What am I trying to say here? It’s so difficult to gauge sometimes what will press peoples buttons. You could potentially spend the rest of your life trying to divine a formula. I’m not for a second saying that I’ve found any answers. I still feel as if I’m making this up as I go along. But I would say this: I believe the main advantage I’ve had over other filmmakers who have struggled to get their work seen is ‘focus’. My films were made by a horror fan for horror fans. I chose a genre that I love and the films were made without any detached entrepreneurial concerns to get formula’s right. I am the target audience. Everything I do, whether its Brit-horror-centric interviews for Fangoria, oil paintings of Peter Cushing or animations inspired by Dartmoor legends, has my mark on it. I wear my passions on my sleeve.
I’ve still got a very long way to go. Still learning my craft, as a filmmaker and as a writer. Still just about keeping my head above water. All I can say is that I spent 10 years chasing media tail, but the moment that I started making something honest, something that I truly wanted to see as well as make, something ironically not made to necessarily impress anyone but certainly made for an audience, that’s the moment it all started to gain momentum.

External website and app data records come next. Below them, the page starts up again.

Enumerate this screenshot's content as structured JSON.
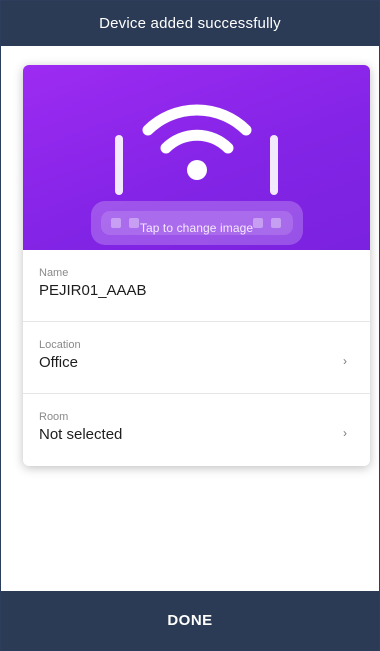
{
  "header": {
    "title": "Device added successfully"
  },
  "device_card": {
    "image_hint": "Tap to change image",
    "image_icon": "wifi-router-icon",
    "fields": {
      "name": {
        "label": "Name",
        "value": "PEJIR01_AAAB"
      },
      "location": {
        "label": "Location",
        "value": "Office",
        "chevron": "›"
      },
      "room": {
        "label": "Room",
        "value": "Not selected",
        "chevron": "›"
      }
    }
  },
  "footer": {
    "done_label": "DONE"
  },
  "colors": {
    "header_bg": "#2b3a55",
    "hero_gradient_start": "#9e2bf2",
    "hero_gradient_end": "#7a22df",
    "footer_bg": "#2b3a55"
  }
}
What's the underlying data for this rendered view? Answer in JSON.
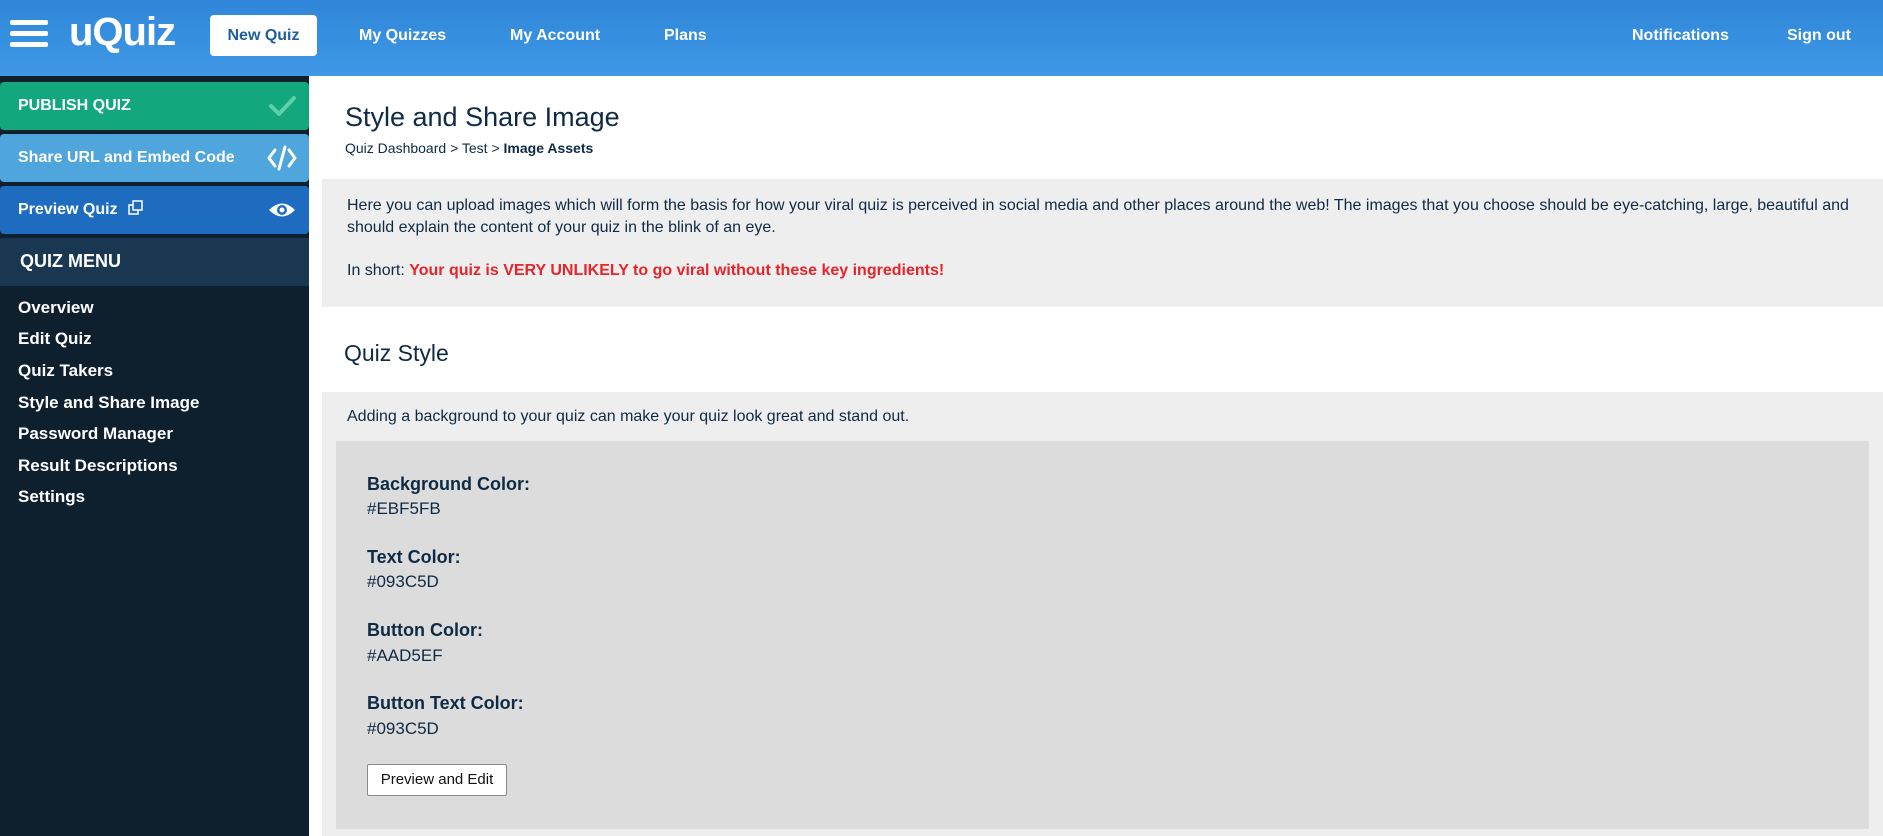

And with a new short on the way, a feature in development and a Devon based Gothic horror festival on the horizon, this is just the beginning…
Best advice I can give: Look to what you love. Make it personal.

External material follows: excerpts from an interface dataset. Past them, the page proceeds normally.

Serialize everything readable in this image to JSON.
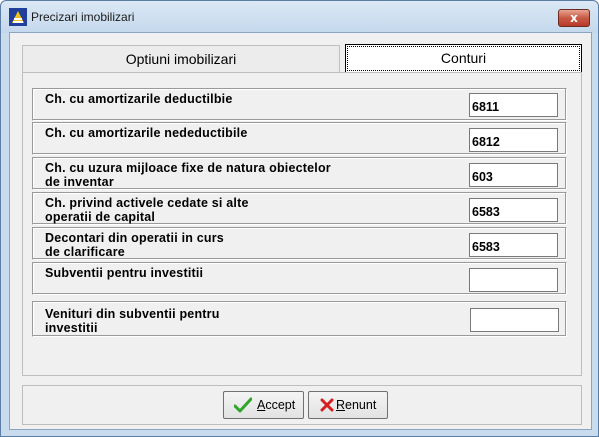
{
  "window": {
    "title": "Precizari imobilizari",
    "close_label": "x"
  },
  "tabs": [
    {
      "label": "Optiuni imobilizari",
      "active": false
    },
    {
      "label": "Conturi",
      "active": true
    }
  ],
  "rows": [
    {
      "label_line1": "Ch. cu amortizarile deductilbie",
      "label_line2": "",
      "value": "6811"
    },
    {
      "label_line1": "Ch. cu amortizarile nedeductibile",
      "label_line2": "",
      "value": "6812"
    },
    {
      "label_line1": "Ch. cu uzura mijloace fixe de natura obiectelor",
      "label_line2": "de inventar",
      "value": "603"
    },
    {
      "label_line1": "Ch. privind activele cedate si alte",
      "label_line2": "operatii de capital",
      "value": "6583"
    },
    {
      "label_line1": "Decontari din operatii in curs",
      "label_line2": "de clarificare",
      "value": "6583"
    },
    {
      "label_line1": "Subventii pentru investitii",
      "label_line2": "",
      "value": ""
    },
    {
      "label_line1": "Venituri din subventii pentru",
      "label_line2": "investitii",
      "value": ""
    }
  ],
  "buttons": {
    "accept_first": "A",
    "accept_rest": "ccept",
    "renunt_first": "R",
    "renunt_rest": "enunt"
  },
  "colors": {
    "accept_icon": "#2fa52a",
    "renunt_icon": "#d42020"
  }
}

Ashley Thorpe is an animator, writer and painter. So far there have been four ‘Penny dreadful’ animations inspired by neglected aspects of British folklore: ‘THE VAMPIRE‘ 2002, ‘SCAYRECROW’ 2008 (winner of the ‘Project Green-light’ bursary), ‘THE SCREAMING SKULL’ 2008 (winner of the Digital media bursary awarded by Exeter city council in association with ‘Animated Exeter’) and ‘THE HAIRY HANDS’ 2010 (Winner of the Digital Shorts bursary). In 2011 Ashley started work on another short film entitled ‘BORLEY RECTORY’; an animated documentary about ‘the most haunted house in England’. The Carrion Film / Glass Eye Pix co-venture is due for completion in 2012 and features narration by British actor Julian Sands.
The films have been screened internationally and have won a number of awards including a Best UK Short Film nomination at Raindance 2009, the Media Innovation Award 2009 for Best Independent Film, Best Animation at ‘Horror UK’ 2010 and Best Animated Short Film at ‘A Night of Horrors’ Sydney Australia 2010. In November 2010 the Director was also presented the ‘Visionary Award’ for the animated series at the ‘Buried Alive Film Festival‘ in Atlanta USA.
2011 saw Ashley’s first foray into radio – ‘THE DEMON HUNTSMAN’ written for Larry Fessenden’s / Glass Eye Pix’s ‘TALES FROM BEYOND THE PALE’ – a series of horror radio dramas. The play has received exceptional press including notice in Entertainment Weekly and a spread in The Wall Street Journal.
His first feature – SPRING HEEL JACK – is currently in development.
The Demon Hunstman